**Description of the task:** Give back exactly the line that contains "What data populates" and all the lines after it in the records below, to the very last, with no other output.

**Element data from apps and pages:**
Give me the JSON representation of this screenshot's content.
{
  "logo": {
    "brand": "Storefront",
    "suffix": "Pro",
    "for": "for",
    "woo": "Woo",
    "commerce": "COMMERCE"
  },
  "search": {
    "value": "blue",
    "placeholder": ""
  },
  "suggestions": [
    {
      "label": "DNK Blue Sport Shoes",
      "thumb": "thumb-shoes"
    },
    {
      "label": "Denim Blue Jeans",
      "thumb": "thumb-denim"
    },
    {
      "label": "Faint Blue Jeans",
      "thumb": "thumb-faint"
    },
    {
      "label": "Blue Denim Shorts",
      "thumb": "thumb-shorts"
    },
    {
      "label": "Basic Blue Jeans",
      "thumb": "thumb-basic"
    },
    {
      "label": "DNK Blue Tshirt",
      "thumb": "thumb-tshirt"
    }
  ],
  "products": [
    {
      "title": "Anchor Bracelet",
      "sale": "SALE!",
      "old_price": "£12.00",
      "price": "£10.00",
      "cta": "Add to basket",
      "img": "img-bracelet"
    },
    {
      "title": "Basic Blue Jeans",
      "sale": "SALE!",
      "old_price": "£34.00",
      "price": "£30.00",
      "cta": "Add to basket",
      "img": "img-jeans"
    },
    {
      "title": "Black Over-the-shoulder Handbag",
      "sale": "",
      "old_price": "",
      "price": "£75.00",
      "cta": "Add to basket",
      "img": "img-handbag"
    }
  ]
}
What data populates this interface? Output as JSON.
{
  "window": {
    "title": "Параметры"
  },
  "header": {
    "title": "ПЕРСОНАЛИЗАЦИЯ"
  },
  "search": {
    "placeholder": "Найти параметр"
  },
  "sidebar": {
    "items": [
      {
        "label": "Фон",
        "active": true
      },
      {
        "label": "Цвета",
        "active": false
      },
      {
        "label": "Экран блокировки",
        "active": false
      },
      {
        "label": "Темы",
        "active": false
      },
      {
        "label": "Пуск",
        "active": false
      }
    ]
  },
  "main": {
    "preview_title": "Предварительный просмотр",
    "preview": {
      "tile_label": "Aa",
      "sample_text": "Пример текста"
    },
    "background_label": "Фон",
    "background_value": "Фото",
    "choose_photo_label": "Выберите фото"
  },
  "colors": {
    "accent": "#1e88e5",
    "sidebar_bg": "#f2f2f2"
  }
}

**Response to the exercise:**
What data populates this interface? Output as JSON.
{
  "window": {
    "title": "Параметры"
  },
  "header": {
    "title": "ПЕРСОНАЛИЗАЦИЯ"
  },
  "search": {
    "placeholder": "Найти параметр"
  },
  "sidebar": {
    "items": [
      {
        "label": "Фон",
        "active": true
      },
      {
        "label": "Цвета",
        "active": false
      },
      {
        "label": "Экран блокировки",
        "active": false
      },
      {
        "label": "Темы",
        "active": false
      },
      {
        "label": "Пуск",
        "active": false
      }
    ]
  },
  "main": {
    "preview_title": "Предварительный просмотр",
    "preview": {
      "tile_label": "Aa",
      "sample_text": "Пример текста"
    },
    "background_label": "Фон",
    "background_value": "Фото",
    "choose_photo_label": "Выберите фото"
  },
  "colors": {
    "accent": "#1e88e5",
    "sidebar_bg": "#f2f2f2"
  }
}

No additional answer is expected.